(Goal of the exercise)
Your response needs to be the data below, retyped exactly.

+ + + + +

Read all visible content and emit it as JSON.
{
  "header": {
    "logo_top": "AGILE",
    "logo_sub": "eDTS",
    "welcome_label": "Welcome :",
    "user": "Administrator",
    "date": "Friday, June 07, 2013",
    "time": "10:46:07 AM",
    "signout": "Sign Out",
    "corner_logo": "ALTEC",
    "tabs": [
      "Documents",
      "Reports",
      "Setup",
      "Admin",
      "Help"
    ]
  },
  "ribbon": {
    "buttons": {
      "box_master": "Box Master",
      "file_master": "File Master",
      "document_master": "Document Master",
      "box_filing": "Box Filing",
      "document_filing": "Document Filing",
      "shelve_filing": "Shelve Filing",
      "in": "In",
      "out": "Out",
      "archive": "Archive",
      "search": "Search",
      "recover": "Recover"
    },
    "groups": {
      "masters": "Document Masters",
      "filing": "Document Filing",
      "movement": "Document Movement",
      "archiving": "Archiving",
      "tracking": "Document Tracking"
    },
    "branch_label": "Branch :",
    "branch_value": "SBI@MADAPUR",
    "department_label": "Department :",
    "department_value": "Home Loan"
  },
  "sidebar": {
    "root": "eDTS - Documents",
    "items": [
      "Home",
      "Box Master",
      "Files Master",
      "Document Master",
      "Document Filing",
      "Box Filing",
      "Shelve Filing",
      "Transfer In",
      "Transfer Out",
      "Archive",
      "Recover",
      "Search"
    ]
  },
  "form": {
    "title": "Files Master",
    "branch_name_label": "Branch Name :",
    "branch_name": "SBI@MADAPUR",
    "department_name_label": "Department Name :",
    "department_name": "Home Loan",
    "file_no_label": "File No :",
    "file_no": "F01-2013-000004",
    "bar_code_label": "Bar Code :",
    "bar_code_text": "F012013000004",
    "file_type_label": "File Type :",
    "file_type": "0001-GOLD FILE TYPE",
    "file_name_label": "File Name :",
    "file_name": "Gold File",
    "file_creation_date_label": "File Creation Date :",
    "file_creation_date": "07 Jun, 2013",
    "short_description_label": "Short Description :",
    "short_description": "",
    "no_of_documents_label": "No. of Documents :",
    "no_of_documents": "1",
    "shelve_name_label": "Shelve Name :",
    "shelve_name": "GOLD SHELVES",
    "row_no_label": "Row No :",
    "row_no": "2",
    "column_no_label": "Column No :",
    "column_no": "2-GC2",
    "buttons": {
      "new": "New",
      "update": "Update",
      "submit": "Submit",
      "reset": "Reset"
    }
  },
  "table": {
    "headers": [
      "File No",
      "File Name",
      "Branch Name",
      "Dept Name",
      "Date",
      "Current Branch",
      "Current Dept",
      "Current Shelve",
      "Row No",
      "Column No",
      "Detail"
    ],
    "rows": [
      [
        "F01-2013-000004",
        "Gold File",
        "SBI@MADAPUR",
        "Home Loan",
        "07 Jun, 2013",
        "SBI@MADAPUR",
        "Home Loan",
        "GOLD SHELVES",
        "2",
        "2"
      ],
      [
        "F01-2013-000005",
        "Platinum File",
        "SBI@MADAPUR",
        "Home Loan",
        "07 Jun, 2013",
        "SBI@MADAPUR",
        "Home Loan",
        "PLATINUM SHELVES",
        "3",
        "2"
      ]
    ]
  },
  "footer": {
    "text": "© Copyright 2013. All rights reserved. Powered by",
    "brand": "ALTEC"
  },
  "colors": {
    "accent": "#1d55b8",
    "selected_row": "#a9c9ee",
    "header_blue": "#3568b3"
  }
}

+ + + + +

(Answer space)
Read all visible content and emit it as JSON.
{
  "header": {
    "logo_top": "AGILE",
    "logo_sub": "eDTS",
    "welcome_label": "Welcome :",
    "user": "Administrator",
    "date": "Friday, June 07, 2013",
    "time": "10:46:07 AM",
    "signout": "Sign Out",
    "corner_logo": "ALTEC",
    "tabs": [
      "Documents",
      "Reports",
      "Setup",
      "Admin",
      "Help"
    ]
  },
  "ribbon": {
    "buttons": {
      "box_master": "Box Master",
      "file_master": "File Master",
      "document_master": "Document Master",
      "box_filing": "Box Filing",
      "document_filing": "Document Filing",
      "shelve_filing": "Shelve Filing",
      "in": "In",
      "out": "Out",
      "archive": "Archive",
      "search": "Search",
      "recover": "Recover"
    },
    "groups": {
      "masters": "Document Masters",
      "filing": "Document Filing",
      "movement": "Document Movement",
      "archiving": "Archiving",
      "tracking": "Document Tracking"
    },
    "branch_label": "Branch :",
    "branch_value": "SBI@MADAPUR",
    "department_label": "Department :",
    "department_value": "Home Loan"
  },
  "sidebar": {
    "root": "eDTS - Documents",
    "items": [
      "Home",
      "Box Master",
      "Files Master",
      "Document Master",
      "Document Filing",
      "Box Filing",
      "Shelve Filing",
      "Transfer In",
      "Transfer Out",
      "Archive",
      "Recover",
      "Search"
    ]
  },
  "form": {
    "title": "Files Master",
    "branch_name_label": "Branch Name :",
    "branch_name": "SBI@MADAPUR",
    "department_name_label": "Department Name :",
    "department_name": "Home Loan",
    "file_no_label": "File No :",
    "file_no": "F01-2013-000004",
    "bar_code_label": "Bar Code :",
    "bar_code_text": "F012013000004",
    "file_type_label": "File Type :",
    "file_type": "0001-GOLD FILE TYPE",
    "file_name_label": "File Name :",
    "file_name": "Gold File",
    "file_creation_date_label": "File Creation Date :",
    "file_creation_date": "07 Jun, 2013",
    "short_description_label": "Short Description :",
    "short_description": "",
    "no_of_documents_label": "No. of Documents :",
    "no_of_documents": "1",
    "shelve_name_label": "Shelve Name :",
    "shelve_name": "GOLD SHELVES",
    "row_no_label": "Row No :",
    "row_no": "2",
    "column_no_label": "Column No :",
    "column_no": "2-GC2",
    "buttons": {
      "new": "New",
      "update": "Update",
      "submit": "Submit",
      "reset": "Reset"
    }
  },
  "table": {
    "headers": [
      "File No",
      "File Name",
      "Branch Name",
      "Dept Name",
      "Date",
      "Current Branch",
      "Current Dept",
      "Current Shelve",
      "Row No",
      "Column No",
      "Detail"
    ],
    "rows": [
      [
        "F01-2013-000004",
        "Gold File",
        "SBI@MADAPUR",
        "Home Loan",
        "07 Jun, 2013",
        "SBI@MADAPUR",
        "Home Loan",
        "GOLD SHELVES",
        "2",
        "2"
      ],
      [
        "F01-2013-000005",
        "Platinum File",
        "SBI@MADAPUR",
        "Home Loan",
        "07 Jun, 2013",
        "SBI@MADAPUR",
        "Home Loan",
        "PLATINUM SHELVES",
        "3",
        "2"
      ]
    ]
  },
  "footer": {
    "text": "© Copyright 2013. All rights reserved. Powered by",
    "brand": "ALTEC"
  },
  "colors": {
    "accent": "#1d55b8",
    "selected_row": "#a9c9ee",
    "header_blue": "#3568b3"
  }
}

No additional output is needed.